  • Optional lump sum commutation at a rate of £12 of lump sum for every £1 per annum of pension foregone in accordance with HMRC limits and regulations

  • The current flexibilities in the 2008 section: early/late retirement on an actuarially neutral basis, draw down of pension on partial retirement and ability to retire and return to the pension scheme will be included in the 2015 scheme

  • Ill-health retirement pensions to be based on the current ill-health retirement arrangements but with enhancement for higher tier awards to be at the rate of 50% of prospective service to normal pension age

  • Spouse and partner pensions to continue to be based on an accrual rate of 1/160th. For deaths in retirement, spouse and partner pensions will remain based on pre-commuted pension

  • The current arrangements for abatement (for service accrued prior to and post 2015) will be retained

  • Lump-sum on death in service will remain at two times actual pensionable salary

  • For members wishing to retire before their state pension age there will be an opportunity to pay additional contributions to fund earlier retirement of up to 3 years early without an actuarial reduction

  • Added Years contracts in the 1995 section will continue on compulsory transfer to the 2015 scheme

  • Additional pension arrangements will continue

  • The operation of the Public Sector Transfer Club will be subject to further consideration and discussion between schemes

Some of the transitional protection includes:

  • All accrued rights are protected and those past benefits will be linked to final salary when members leave the scheme. Existing arrangements with respect to the Uniform Accrual Formula for Medical Health Officers (MHOs) will continue to apply for staff who move to the new arrangements

  • All active NHS Pension Scheme members in the 1995 arrangements with a pension age of 60 or 55 who, as of 1 April 2012, have 10 years or less to their current pension age, including MHOs and members of the special classes, will see no change in when they can retire, nor any decrease in the amount of pension they receive at their current Normal Pension Age. This will be achieved by allowing such members to remain in their current arrangements until they retire

  • The current rules requiring staff in the 1995 scheme to retire, take all benefits and be prohibited from further pension scheme membership will be retained but with the following changes. Staff on taking their 1995 benefits after the age of 55, will be able to defer their 2015 benefits but without the possibility of further accrual

Indicative Contribution Rate Structure (before tax relief)

Earnings                    11/12          12/13          13/14          14/15

£48,983 to £69,931      6.5%           8.9             11.3            12.5

£69,932 to £110,273     7.5%          9.9             12.3            13.5

Over £110,273             8.5%          10.9            13.3            14.5

Key Considerations

From April 2015 the NHS pension scheme will be changing for all members.
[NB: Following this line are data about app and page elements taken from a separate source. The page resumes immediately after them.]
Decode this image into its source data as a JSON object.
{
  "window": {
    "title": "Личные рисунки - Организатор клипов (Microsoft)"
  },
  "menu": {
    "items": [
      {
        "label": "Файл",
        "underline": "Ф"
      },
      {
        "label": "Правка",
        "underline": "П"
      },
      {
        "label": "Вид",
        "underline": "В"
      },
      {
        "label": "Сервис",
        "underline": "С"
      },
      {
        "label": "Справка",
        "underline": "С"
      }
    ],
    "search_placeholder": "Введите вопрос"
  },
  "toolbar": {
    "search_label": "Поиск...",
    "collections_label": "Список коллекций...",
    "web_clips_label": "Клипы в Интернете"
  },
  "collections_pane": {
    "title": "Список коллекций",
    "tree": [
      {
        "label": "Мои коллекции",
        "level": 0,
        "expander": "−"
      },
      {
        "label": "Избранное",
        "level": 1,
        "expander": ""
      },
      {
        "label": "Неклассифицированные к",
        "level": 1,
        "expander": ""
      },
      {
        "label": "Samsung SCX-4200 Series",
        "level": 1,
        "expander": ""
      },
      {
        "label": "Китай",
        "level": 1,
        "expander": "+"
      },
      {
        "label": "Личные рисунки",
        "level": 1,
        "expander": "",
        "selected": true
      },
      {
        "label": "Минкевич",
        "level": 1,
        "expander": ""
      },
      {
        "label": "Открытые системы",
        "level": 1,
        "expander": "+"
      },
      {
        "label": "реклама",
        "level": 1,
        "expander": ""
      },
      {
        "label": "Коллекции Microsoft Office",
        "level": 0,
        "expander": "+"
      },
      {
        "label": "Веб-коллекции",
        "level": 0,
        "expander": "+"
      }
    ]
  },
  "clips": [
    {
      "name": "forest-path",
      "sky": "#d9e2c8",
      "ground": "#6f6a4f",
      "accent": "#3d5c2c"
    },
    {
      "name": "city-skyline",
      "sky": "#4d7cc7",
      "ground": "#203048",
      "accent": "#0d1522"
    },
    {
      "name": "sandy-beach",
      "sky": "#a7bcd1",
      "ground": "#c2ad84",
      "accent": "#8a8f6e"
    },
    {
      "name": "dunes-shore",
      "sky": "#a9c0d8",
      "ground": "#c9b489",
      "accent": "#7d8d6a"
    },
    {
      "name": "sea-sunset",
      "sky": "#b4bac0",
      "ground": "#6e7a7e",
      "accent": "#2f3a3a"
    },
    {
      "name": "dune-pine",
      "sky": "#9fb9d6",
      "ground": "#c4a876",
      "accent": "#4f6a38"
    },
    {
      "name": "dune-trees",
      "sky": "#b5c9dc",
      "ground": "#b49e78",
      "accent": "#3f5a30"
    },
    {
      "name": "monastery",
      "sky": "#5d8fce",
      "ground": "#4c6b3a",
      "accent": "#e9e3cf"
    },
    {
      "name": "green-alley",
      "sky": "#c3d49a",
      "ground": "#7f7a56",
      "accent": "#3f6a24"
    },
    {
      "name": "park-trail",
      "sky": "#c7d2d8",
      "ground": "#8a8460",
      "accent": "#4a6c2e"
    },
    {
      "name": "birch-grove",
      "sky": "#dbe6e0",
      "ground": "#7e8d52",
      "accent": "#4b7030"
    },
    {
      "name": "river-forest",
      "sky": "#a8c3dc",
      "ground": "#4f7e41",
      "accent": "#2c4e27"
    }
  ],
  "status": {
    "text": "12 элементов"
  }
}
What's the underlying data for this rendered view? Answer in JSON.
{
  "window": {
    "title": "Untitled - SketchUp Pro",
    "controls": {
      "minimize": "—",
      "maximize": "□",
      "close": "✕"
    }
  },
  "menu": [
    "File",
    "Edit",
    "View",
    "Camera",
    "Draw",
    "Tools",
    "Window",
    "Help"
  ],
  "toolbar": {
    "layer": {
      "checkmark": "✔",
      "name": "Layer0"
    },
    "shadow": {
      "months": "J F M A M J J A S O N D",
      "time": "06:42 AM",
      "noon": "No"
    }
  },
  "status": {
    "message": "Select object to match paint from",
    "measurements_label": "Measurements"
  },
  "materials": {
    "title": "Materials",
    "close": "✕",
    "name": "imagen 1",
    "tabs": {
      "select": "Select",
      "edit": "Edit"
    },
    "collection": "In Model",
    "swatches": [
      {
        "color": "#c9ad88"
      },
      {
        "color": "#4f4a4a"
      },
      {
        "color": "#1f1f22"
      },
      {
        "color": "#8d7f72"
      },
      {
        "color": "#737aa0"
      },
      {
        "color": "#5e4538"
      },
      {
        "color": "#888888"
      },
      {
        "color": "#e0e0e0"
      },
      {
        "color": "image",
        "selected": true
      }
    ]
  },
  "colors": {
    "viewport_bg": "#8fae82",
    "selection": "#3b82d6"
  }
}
We’re certain the government will stick to their guns with the Proposed Final Agreement, but it will also be interesting to see whether doctors do vote for industrial action.

Action Point

The BMA in particular have been quite vociferous about the proposed changes. Starting on Monday 19 March they are running a series of roadshows where doctors can find out more details about the proposed changes and how they will be affected.

You can download the full Proposed Final Agreement document here.

Like what you read? Get our latest guide!
Download our FREE guide that will help you achieve your most important goals and get your financial house in order. You'll learn...
  • Step 1: What Do You Really Want?
  • Step 3: Forecasting Your Future
  • Step 4: Where To Invest?
Enter your first name and email below to get Instant Access!
About Ray Prince

My work passion is helping dentists and doctors strategically plan their financial futures in a totally impartial way (I work on a fee basis). Outside of work the best words that can describe me are: father, husband, keep fit enthusiast (running), family oriented, non-materialistic, enjoy new challenges, smiling, living by the coast :)


  1. […] The other major factor that also needs to be considered is the proposed changes to the NHS Pension Scheme in April 2015. You can read more details here. […]